Exercise goal ▸
Although the records contain pictures, only their text should be reproduced, exactly as written.

Data records ▸
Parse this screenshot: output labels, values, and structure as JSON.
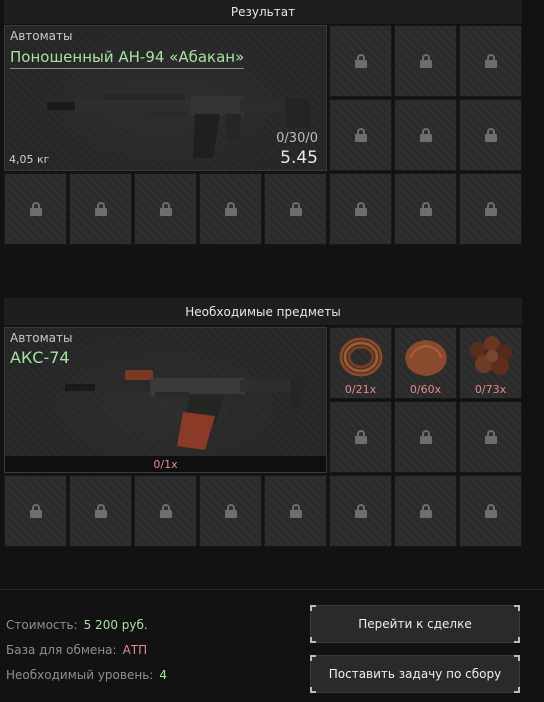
{
  "result_section": {
    "title": "Результат",
    "item": {
      "category": "Автоматы",
      "name": "Поношенный АН-94 «Абакан»",
      "weight": "4,05 кг",
      "ammo": "0/30/0",
      "caliber": "5.45"
    }
  },
  "required_section": {
    "title": "Необходимые предметы",
    "main_item": {
      "category": "Автоматы",
      "name": "АКС-74",
      "count": "0/1x"
    },
    "resources": [
      {
        "name": "copper-wire",
        "count": "0/21x"
      },
      {
        "name": "leather",
        "count": "0/60x"
      },
      {
        "name": "rusty-scrap",
        "count": "0/73x"
      }
    ]
  },
  "footer": {
    "cost_label": "Стоимость:",
    "cost_value": "5 200 руб.",
    "base_label": "База для обмена:",
    "base_value": "АТП",
    "level_label": "Необходимый уровень:",
    "level_value": "4",
    "go_to_deal": "Перейти к сделке",
    "set_task": "Поставить задачу по сбору"
  },
  "colors": {
    "cost_value": "#a6e3a1",
    "base_value": "#e58b8b",
    "level_value": "#a6e3a1"
  }
}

Written reply ▸
Parse this screenshot: output labels, values, and structure as JSON.
{
  "result_section": {
    "title": "Результат",
    "item": {
      "category": "Автоматы",
      "name": "Поношенный АН-94 «Абакан»",
      "weight": "4,05 кг",
      "ammo": "0/30/0",
      "caliber": "5.45"
    }
  },
  "required_section": {
    "title": "Необходимые предметы",
    "main_item": {
      "category": "Автоматы",
      "name": "АКС-74",
      "count": "0/1x"
    },
    "resources": [
      {
        "name": "copper-wire",
        "count": "0/21x"
      },
      {
        "name": "leather",
        "count": "0/60x"
      },
      {
        "name": "rusty-scrap",
        "count": "0/73x"
      }
    ]
  },
  "footer": {
    "cost_label": "Стоимость:",
    "cost_value": "5 200 руб.",
    "base_label": "База для обмена:",
    "base_value": "АТП",
    "level_label": "Необходимый уровень:",
    "level_value": "4",
    "go_to_deal": "Перейти к сделке",
    "set_task": "Поставить задачу по сбору"
  },
  "colors": {
    "cost_value": "#a6e3a1",
    "base_value": "#e58b8b",
    "level_value": "#a6e3a1"
  }
}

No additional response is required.